I’m Nobody! Who are you?

I’m Nobody! Who are you? by Emily Dickinson

I’m nobody! Who are you?

Are you nobody, too?

Then there’s a pair of us — don’t tell!

They’d banish us, you know.

How dreary to be somebody!

How public, like a frog

To tell your name the livelong day

To an admiring bog!

The greatness of the ocean…

Tales of the Mediterranean Andrew Lucas

“The greatness of the ocean makes me feel small. She moves me to gratitude and guides me into prayer.” -gao

(Image: Tales of the Mediterranean by Andrew Lucas)

Dante and Beatrice, 1884 by Henry Holiday

Dante and Beatrice

Dante and Beatrice 1884 by Henry Holiday

He loved her from the moment he set eyes on her. He was nine. She spoke to him but once, briefly in passing…only to die a few years later. Heartbroken, he remained forever devoted to her. She would become the main inspiration for Dante’s romantic poem, La Vita Nuova. In that, she will live forever.

How does Beatrice kindle love? Dante narrates..

In her eyes my lady bears Love

by which she makes noble what she gazes on:

where she passes, all men turn their look on her

and she makes the heart tremble in him she greets,

so that all pale, he lowers his eyes and sighs, then,

over all his failings: anger and pride

fleeing before her.

Help me ladies, to do her honour.

All sweetness, all humble thought

are born in the heart of him who hears her speak,

and he who first saw her is blessed.

How she looks when she smiles a little,

can not be spoken of, or held in mind,

she is so rare a miracle and gentle.

Dante Alighieri

Time present and time past..

Dean Bradshaw

“Time present and time past
Are both perhaps present in time future,
And time future contained in time past.
If all time is eternally present
All time is unredeemable.”
― T.S. Eliot

(Image: Dean Bradshaw)

Kehinde Wiley

The World Stage-Jamaica: The exhibition features Jamaican men and women assuming poses taken from 17th and 18th Century British portraiture, the first one in the ‘World Stage’ series to feature portraits of women. (Read More)



The World Stage-Brazil: During Wiley’s residency in Rio de Janeiro, Afro-Brazilian men became the impetus for the majestic paintings, inspired by the iconic nationalistic sculptures that line the city streets and anchor its parks. (Read More)




An Economy of Grace: This group of paintings represents a significant departure from Wiley’s previous subject matter by depicting African-American women, his first-ever series dedicated to female subjects.
The models for the paintings were cast on the streets of New York City.
The poses are based on historical portraits of society women.
Custom-made couture gowns were created specifically for each of the models by Riccardo Tisci of Givenchy. (Read More)

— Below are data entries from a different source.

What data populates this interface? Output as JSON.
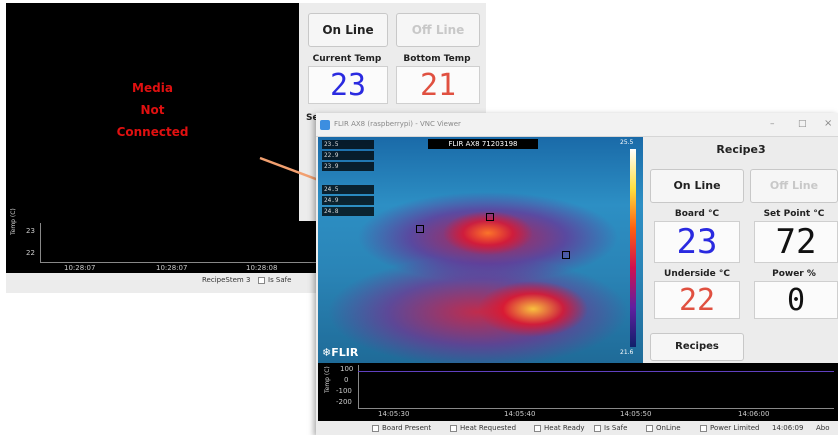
{
  "back_window": {
    "media_line1": "Media",
    "media_line2": "Not",
    "media_line3": "Connected",
    "online_label": "On Line",
    "offline_label": "Off Line",
    "current_temp_label": "Current Temp",
    "bottom_temp_label": "Bottom Temp",
    "current_temp_value": "23",
    "bottom_temp_value": "21",
    "setpoint_label_partial": "Set Point",
    "graph_axis_label": "Temp (C)",
    "graph_y_ticks": [
      "23",
      "22"
    ],
    "graph_x_ticks": [
      "10:28:07",
      "10:28:07",
      "10:28:08"
    ],
    "status_recipe": "RecipeStem 3",
    "status_is_safe": "Is Safe"
  },
  "front_window": {
    "title": "FLIR AX8 (raspberrypi) - VNC Viewer",
    "thermal_header": "FLIR AX8 71203198",
    "scale_max": "25.5",
    "scale_min": "21.6",
    "flir_logo": "FLIR",
    "spot_tags": [
      "23.5",
      "22.9",
      "23.9",
      "24.5",
      "24.9",
      "24.8"
    ],
    "recipe_name": "Recipe3",
    "online_label": "On Line",
    "offline_label": "Off Line",
    "board_label": "Board °C",
    "setpoint_label": "Set Point °C",
    "board_value": "23",
    "setpoint_value": "72",
    "underside_label": "Underside °C",
    "power_label": "Power %",
    "underside_value": "22",
    "power_value": "0",
    "recipes_button": "Recipes",
    "graph_axis_label": "Temp (C)",
    "graph_y_ticks": [
      "100",
      "0",
      "-100",
      "-200"
    ],
    "graph_x_ticks": [
      "14:05:30",
      "14:05:40",
      "14:05:50",
      "14:06:00"
    ],
    "status": {
      "board_present": "Board Present",
      "heat_requested": "Heat Requested",
      "heat_ready": "Heat Ready",
      "is_safe": "Is Safe",
      "online": "OnLine",
      "power_limited": "Power Limited",
      "time": "14:06:09",
      "about": "Abo"
    }
  },
  "colors": {
    "arrow": "#f2a070",
    "media_red": "#e01010",
    "value_blue": "#2a2ae0",
    "value_red": "#e05040",
    "value_black": "#111111",
    "graph_line": "#6040c0"
  }
}
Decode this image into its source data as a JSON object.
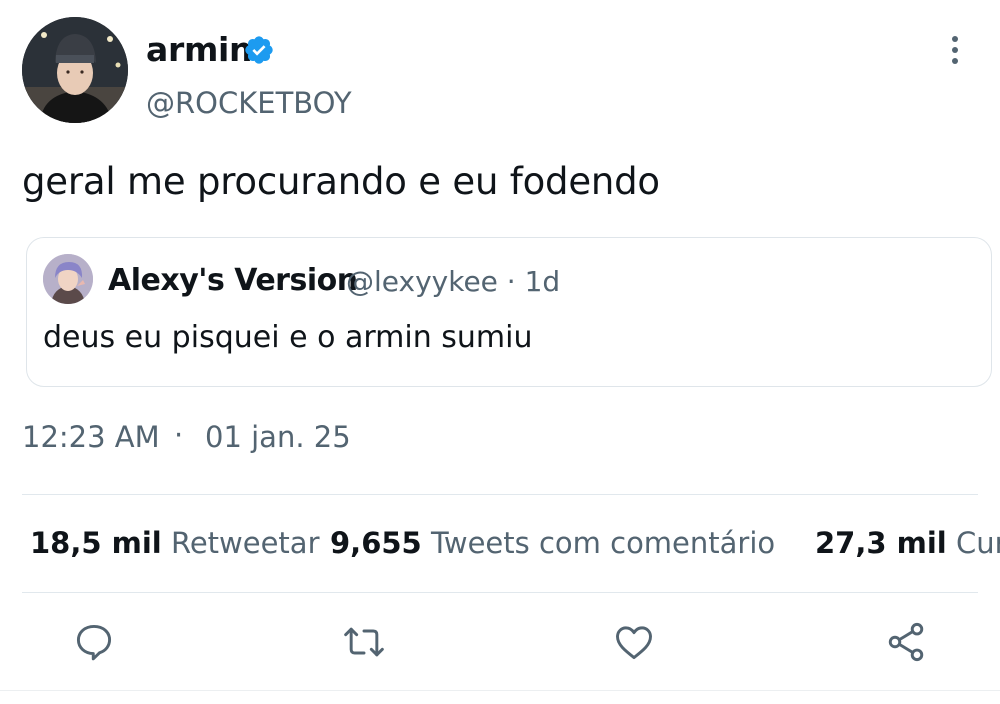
{
  "author": {
    "display_name": "armin",
    "handle": "@ROCKETBOY",
    "verified": true
  },
  "tweet": {
    "text": "geral me procurando e eu fodendo",
    "time": "12:23 AM",
    "separator": "·",
    "date": "01 jan. 25"
  },
  "quoted_tweet": {
    "display_name": "Alexy's Version",
    "handle_time": "@lexyykee · 1d",
    "text": "deus eu pisquei e o armin sumiu"
  },
  "stats": {
    "retweets": {
      "count": "18,5 mil",
      "label": "Retweetar"
    },
    "quotes": {
      "count": "9,655",
      "label": "Tweets com comentário"
    },
    "likes": {
      "count": "27,3 mil",
      "label": "Curtidas"
    }
  },
  "actions": [
    "reply-icon",
    "retweet-icon",
    "like-icon",
    "share-icon"
  ],
  "colors": {
    "text": "#0f1419",
    "secondary": "#536471",
    "verified": "#1d9bf0",
    "border": "#dfe5ea"
  }
}
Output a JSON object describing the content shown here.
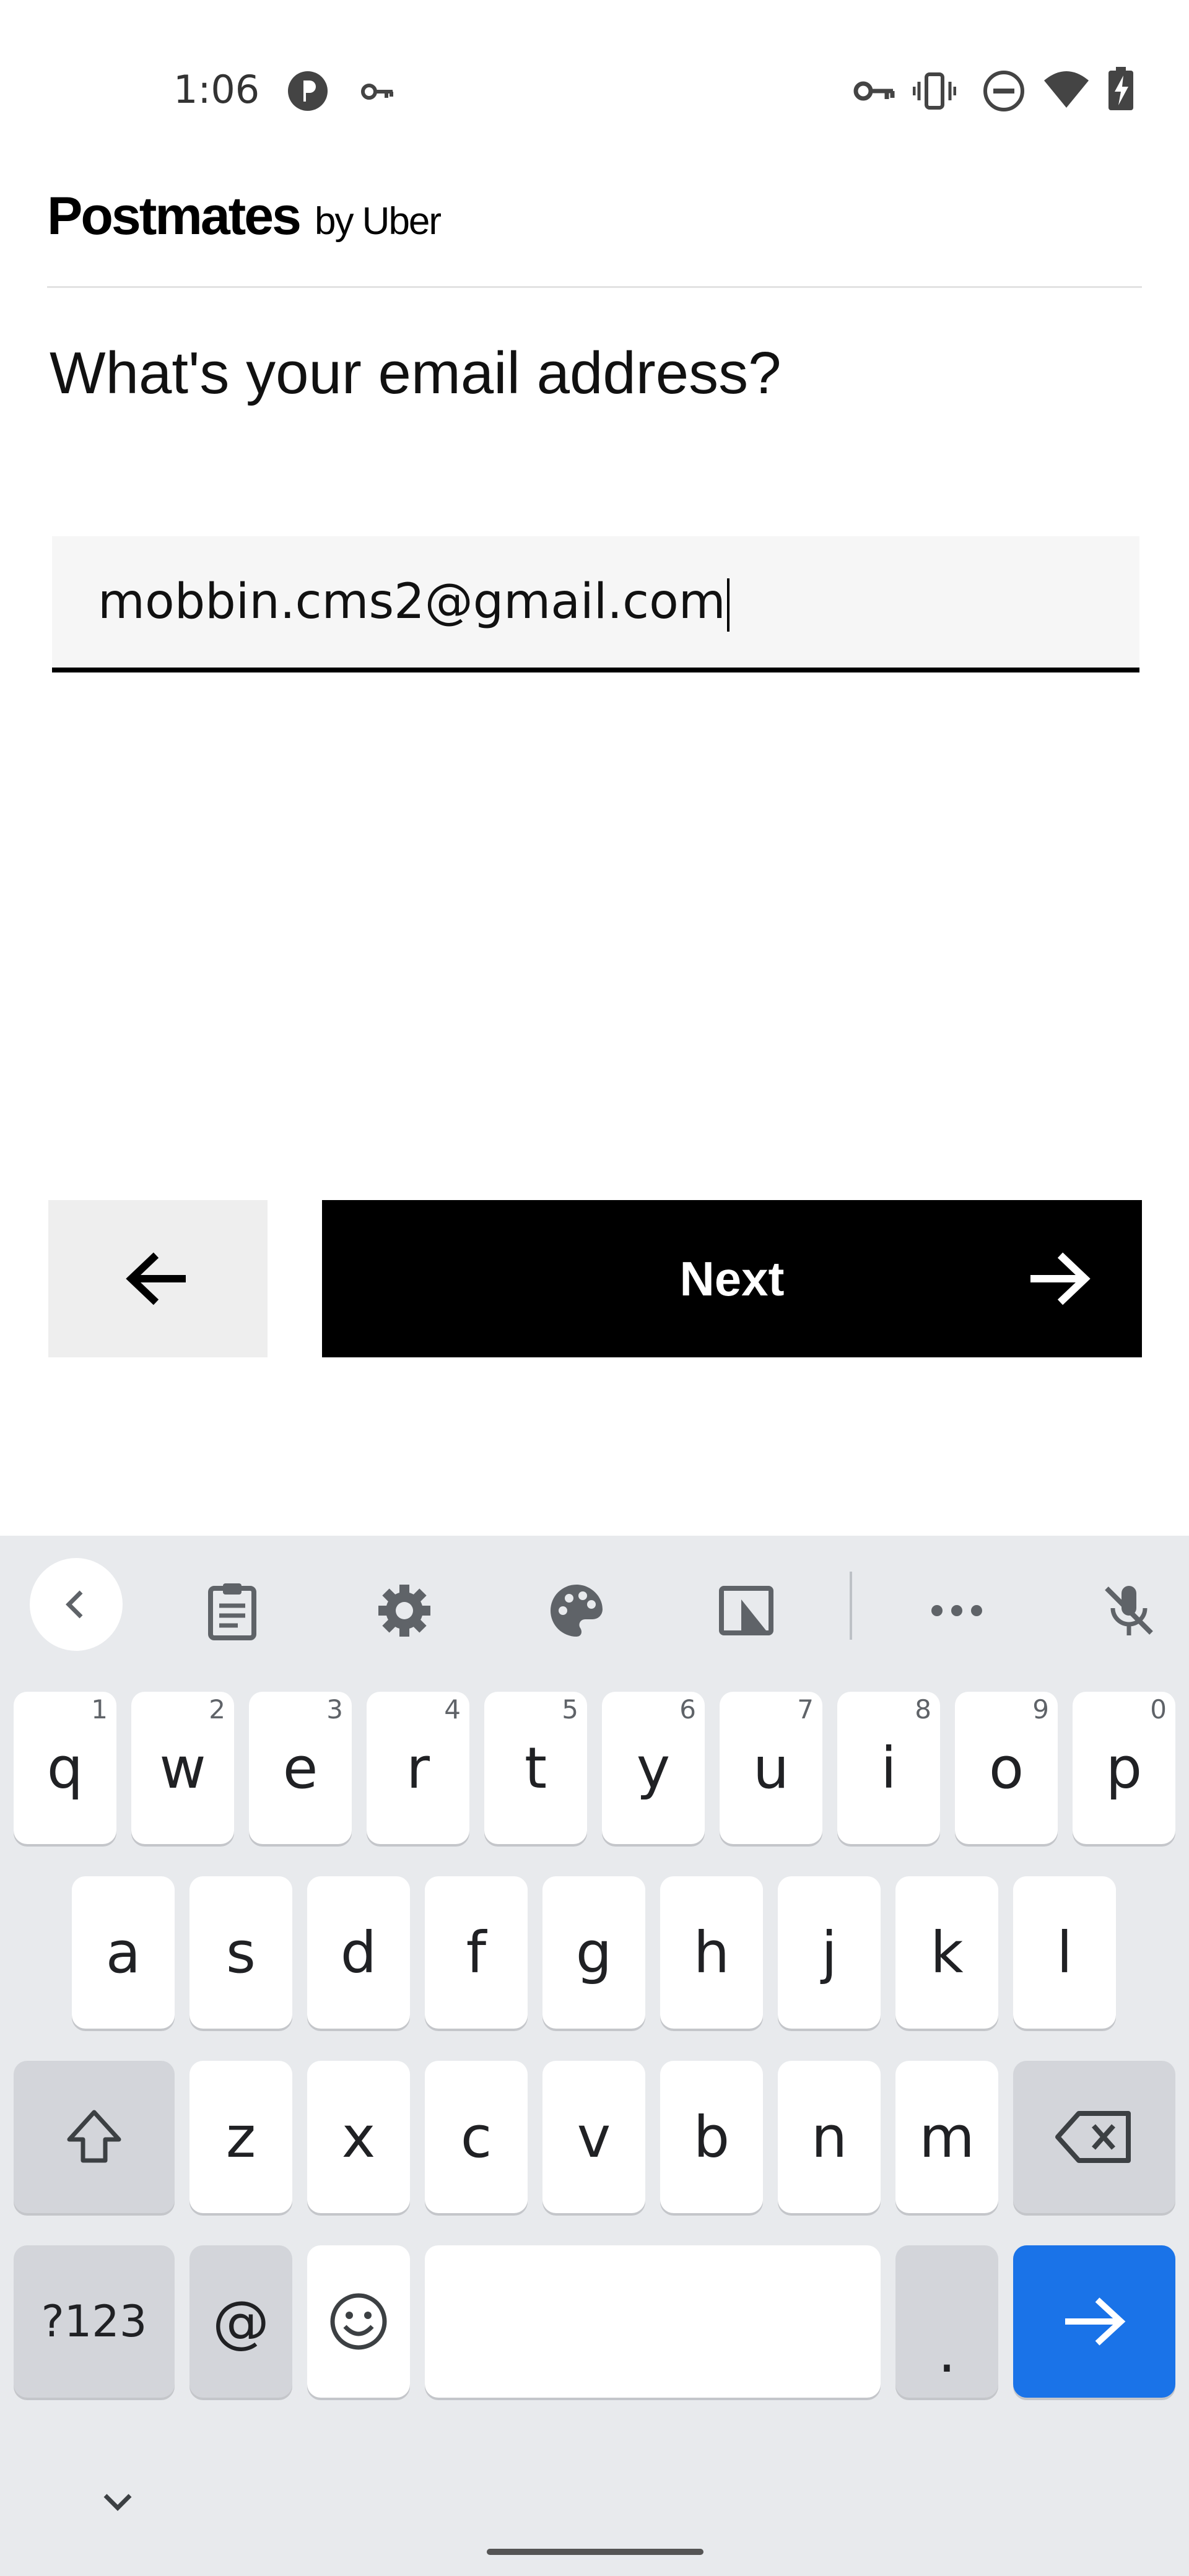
{
  "status_bar": {
    "time": "1:06",
    "left_icons": [
      "app-badge-icon",
      "key-icon"
    ],
    "right_icons": [
      "vpn-key-icon",
      "vibrate-icon",
      "do-not-disturb-icon",
      "wifi-icon",
      "battery-charging-icon"
    ]
  },
  "header": {
    "brand_main": "Postmates",
    "brand_by": "by Uber"
  },
  "form": {
    "question": "What's your email address?",
    "email_value": "mobbin.cms2@gmail.com"
  },
  "buttons": {
    "back_icon": "arrow-left-icon",
    "next_label": "Next",
    "next_icon": "arrow-right-icon"
  },
  "keyboard": {
    "toolbar": [
      "chevron-left-icon",
      "clipboard-icon",
      "settings-icon",
      "palette-icon",
      "floating-keyboard-icon",
      "more-icon",
      "mic-off-icon"
    ],
    "row1": [
      {
        "key": "q",
        "hint": "1"
      },
      {
        "key": "w",
        "hint": "2"
      },
      {
        "key": "e",
        "hint": "3"
      },
      {
        "key": "r",
        "hint": "4"
      },
      {
        "key": "t",
        "hint": "5"
      },
      {
        "key": "y",
        "hint": "6"
      },
      {
        "key": "u",
        "hint": "7"
      },
      {
        "key": "i",
        "hint": "8"
      },
      {
        "key": "o",
        "hint": "9"
      },
      {
        "key": "p",
        "hint": "0"
      }
    ],
    "row2": [
      "a",
      "s",
      "d",
      "f",
      "g",
      "h",
      "j",
      "k",
      "l"
    ],
    "row3": [
      "z",
      "x",
      "c",
      "v",
      "b",
      "n",
      "m"
    ],
    "symbols_label": "?123",
    "at_label": "@",
    "period_label": ".",
    "accent_color": "#1a73e8"
  }
}
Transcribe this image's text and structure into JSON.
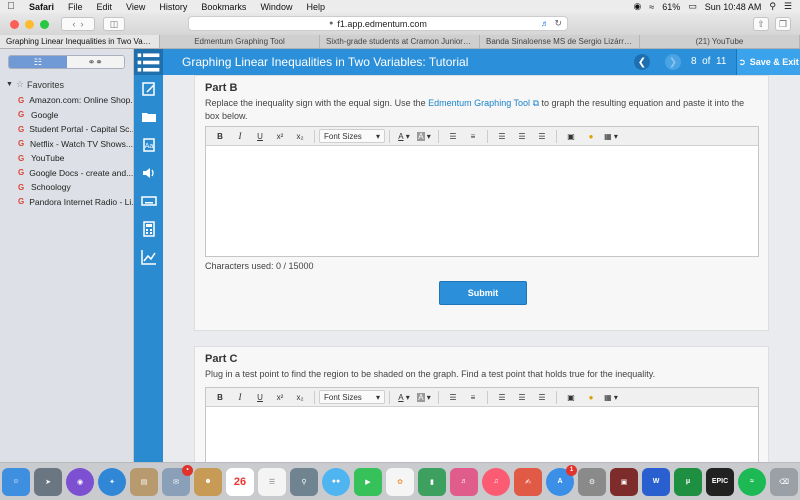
{
  "menubar": {
    "app": "Safari",
    "items": [
      "File",
      "Edit",
      "View",
      "History",
      "Bookmarks",
      "Window",
      "Help"
    ],
    "battery": "61%",
    "clock": "Sun 10:48 AM"
  },
  "browser": {
    "url": "f1.app.edmentum.com",
    "tabs": [
      "Graphing Linear Inequalities in Two Variables: Tu...",
      "Edmentum Graphing Tool",
      "Sixth-grade students at Cramon Junior High ar...",
      "Banda Sinaloense MS de Sergio Lizárraga Rad...",
      "(21) YouTube"
    ]
  },
  "bookmarks": {
    "section": "Favorites",
    "items": [
      "Amazon.com: Online Shop...",
      "Google",
      "Student Portal - Capital Sc...",
      "Netflix - Watch TV Shows...",
      "YouTube",
      "Google Docs - create and...",
      "Schoology",
      "Pandora Internet Radio - Li..."
    ]
  },
  "tutorial": {
    "title": "Graphing Linear Inequalities in Two Variables: Tutorial",
    "page_current": "8",
    "page_of": "of",
    "page_total": "11",
    "save_exit": "Save & Exit"
  },
  "part_b": {
    "heading": "Part B",
    "text_before": "Replace the inequality sign with the equal sign. Use the",
    "link": "Edmentum Graphing Tool",
    "text_after": "to graph the resulting equation and paste it into the box below.",
    "chars_used": "Characters used: 0 / 15000",
    "submit": "Submit"
  },
  "part_c": {
    "heading": "Part C",
    "text": "Plug in a test point to find the region to be shaded on the graph. Find a test point that holds true for the inequality."
  },
  "editor": {
    "bold": "B",
    "italic": "I",
    "underline": "U",
    "superscript": "x²",
    "subscript": "x₂",
    "font_sizes": "Font Sizes",
    "font_color": "A",
    "bg_color": "A"
  },
  "dock": {
    "calendar_day": "26",
    "badge_count": "1"
  },
  "colors": {
    "accent": "#2b90d9",
    "rail": "#2a8bd1",
    "link": "#1a82c9"
  }
}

The World Stage-Africa, Lagos ~ Dakar features paintings from Senegal and Nigeria. (Read More)



The World Stage-France: For his first European exhibition, Wiley set off to seek out African cultures and the colonial history of France in Africa (1880-1960) as he explored Morocco, Tunisia, Gabon, Republic of Congo and Cameroon. (Read More)



Down: An unsettling series of prone bodies — some a product of the ravages of war, some contorted into erotic revelry, while others embody the majesty and severity of entombed saints. (Read More)







The World Stage-China: The World Stage continues Wiley’s investigation into the blurry divide between urban/highbrow and traditional/contemporary representation. (Read More)


– Stay tuned for The World Stage HAITI, coming soon.

– About Kehinde Wiley